Friday, November 6, 2009

Encounter is the solution in waziristan

To overwhelm the Taliban, Islamabad needs to learn from the mistakes the British, Soviets and Americans made in Waziristan. For an unstable Pakistan, it’s now or never...

Much has been written about how and why Waziristan and Afghanistan turned into valleys of death for invaders. In 1920 a British brigade was decimated in Waziristan losing 400 soldiers, including 28 British and 15 Indian officers.

Since 9/11, the Pakistan Army has made several forays into Waziristan but each time it failed to achieve its objectives. In December 1979, the Soviets occupied Afghanistan. But it didn’t take them long to realize that it was far more difficult to withdraw than it was to come in.

Then the Americans came and occupied Afghanistan. Eight years on they too have discovered this cardinal truth. History supports much of what has been written. Pakistan has taken a fateful decision; it has chosen to defy history. After months of the softening up of targets, the ground operation began this month. The strategy employed seeks to capture the ‘critical space’ of the guerrillas in the triangle formed by Makeen-Ladha-Sararogha by advancing on it from three directions, then undertaking mopping-up operations.

This strategy may well succeed depending on what is perceived as success. Would it be the occupation of spaces under Mehsud’s control? Or would it be the elimination of Hakeemullah’s Tehreek-e-Taliban Pakistan (TTP)? In a conventional war, occupation of enemy territory constitutes success; in counter-insurgency, elimination. Unless the occupation of TTP spaces also leads to their elimination, the army would inevitably be drawn into a protracted guerrilla war of the kind that the Soviets fought and lost, and the Americans are fighting and losing.

Time and space are of the essence for an army, both in a conventional and an unconventional war. For the guerrillas they are not as they keep moving from one location to another, striking not one large blow but a number of small blows in different directions to make the army bleed from a thousand cuts; they avoid pitched battles unless the terrain favours them. Otherwise they give away space by design to fight another day. This is what their counterparts in Afghanistan did when thousands of US Marines landed in Helmand River valley in a pre-dawn assault recently. The guerrillas simply withdrew into the mountains, and then returned to devastate the invaders with hit-and-run attacks that forced Gen McChrystal to demand 40,000 more troops or else face defeat within a year.

The only spatial situation the guerrillas fear is when they are denied access to their safe havens in the mountains and areas adjoining the theatre, and when they know that after hitting, they cannot run.

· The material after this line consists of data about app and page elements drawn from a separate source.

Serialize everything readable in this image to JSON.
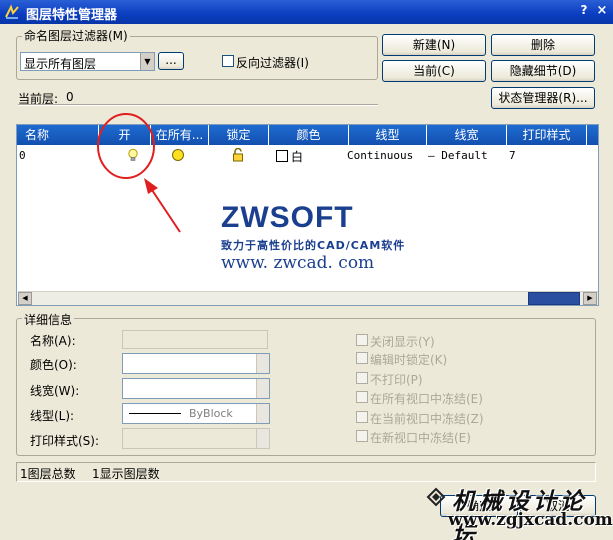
{
  "window": {
    "title": "图层特性管理器",
    "help": "?",
    "close": "×"
  },
  "filter": {
    "legend": "命名图层过滤器(M)",
    "selected": "显示所有图层",
    "browse": "...",
    "invert_label": "反向过滤器(I)"
  },
  "buttons": {
    "new": "新建(N)",
    "delete": "删除",
    "current": "当前(C)",
    "hide_details": "隐藏细节(D)",
    "state_manager": "状态管理器(R)...",
    "ok": "确定",
    "cancel": "取消"
  },
  "current_layer": {
    "label": "当前层:",
    "value": "0"
  },
  "columns": [
    "名称",
    "开",
    "在所有...",
    "锁定",
    "颜色",
    "线型",
    "线宽",
    "打印样式"
  ],
  "rows": [
    {
      "name": "0",
      "color": "白",
      "linetype": "Continuous",
      "lineweight": "— Default",
      "plotstyle": "7"
    }
  ],
  "watermark": {
    "brand": "ZWSOFT",
    "slogan": "致力于高性价比的CAD/CAM软件",
    "url": "www. zwcad. com"
  },
  "details": {
    "legend": "详细信息",
    "name_label": "名称(A):",
    "color_label": "颜色(O):",
    "lineweight_label": "线宽(W):",
    "linetype_label": "线型(L):",
    "plotstyle_label": "打印样式(S):",
    "linetype_value": "ByBlock",
    "options": [
      "关闭显示(Y)",
      "编辑时锁定(K)",
      "不打印(P)",
      "在所有视口中冻结(E)",
      "在当前视口中冻结(Z)",
      "在新视口中冻结(E)"
    ]
  },
  "status": {
    "total": "1图层总数",
    "shown": "1显示图层数"
  },
  "site_watermark": {
    "title": "机械设计论坛",
    "url": "www.zgjxcad.com"
  },
  "colors": {
    "titlebar": "#0a3dc0",
    "header": "#1350b0",
    "annotation": "#e02020"
  }
}
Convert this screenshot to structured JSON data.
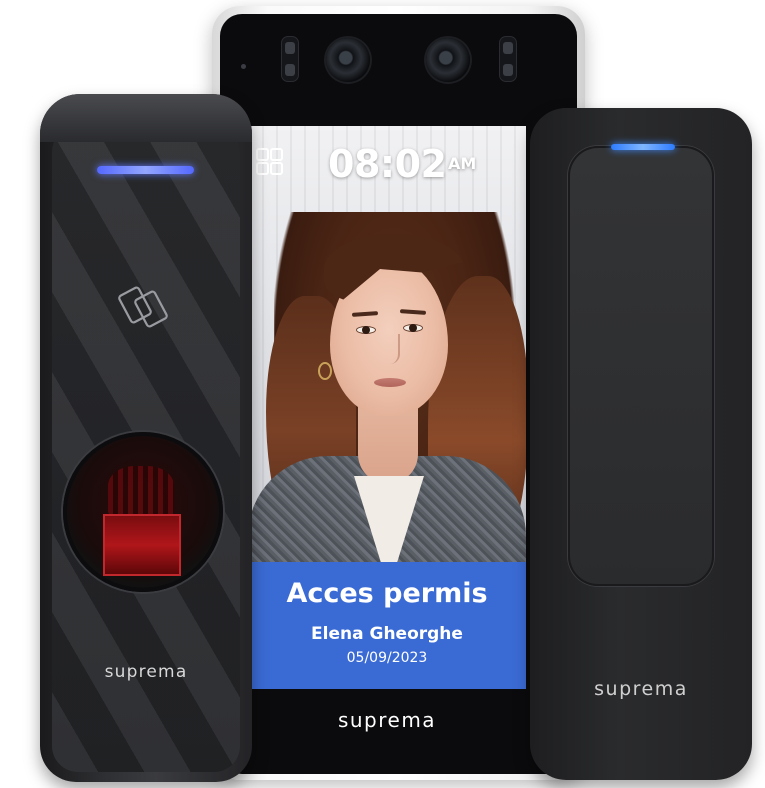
{
  "terminal": {
    "clock": {
      "time": "08:02",
      "ampm": "AM"
    },
    "banner": {
      "title": "Acces permis",
      "name": "Elena Gheorghe",
      "date": "05/09/2023",
      "color": "#3a6bd4"
    },
    "brand": "suprema",
    "menu_icon": "grid-menu-icon"
  },
  "fingerprint_reader": {
    "brand": "suprema",
    "led_color": "#6a82ff",
    "card_icon": "contactless-card-icon",
    "sensor_color": "#b0161a"
  },
  "card_reader": {
    "brand": "suprema",
    "led_color": "#3d8cff"
  }
}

A situation such as this creates a choking effect. If the Soviets had blocked the Durand Line on their side to prevent crossborder movement, the Mujahideen in Afghanistan would have been isolated from their handlers and logistics based in Pakistan. The Soviet forces had become victims of their general staff’s lack of strategic vision.

The Americans, too, made the same mistake. If they too had secured the Durand Line on their side prior to launching their air-bombing campaign, the Taliban fighters, tormenting them for the last eight years, would not have been able to slip away into Pakistan. Instead of correcting their strategy, they have chosen to blame Pakistan for their failure.

It remains to be seen whether the strategy under which the ground operation was launched will succeed in creating a situation where the guerrillas are subjected to progressive choking and elimination. The advance from three directions is reminiscent of the ‘advance to contact’ operation of a conventional war. It is a set piece and slow operation, hence predictable, and any strategy or tactics that can be predicted can be countered.

In an unconventional war, it is the army’s unconventional strategy that usually succeeds as it carries the all important element of surprise. Thus, one such strategy, though risky, as all such strategies are, comes close to meeting this requirement. Under it the theatre of operations is isolated during the preparatory phase to prevent the guerrillas from making ingress into it or exit from it.

The ground operation is then opened by seizing the heights that dominate Makeen, Ladha and Sararogha by heliborne troops under suppressive fire by gunships, artillery and F-16 s. In Phase 2, waves of helicopters land more troops while the force employed to isolate the theatre moves forward. In Phase 3, as more troops are landed, Makeen, Ladha and Sararogha are attacked. In Phase 4, the troops attack outwards with the troops of the isolating force moving inwards. A stage is then reached where the noose is finally tightened.

No comments :

Post a Comment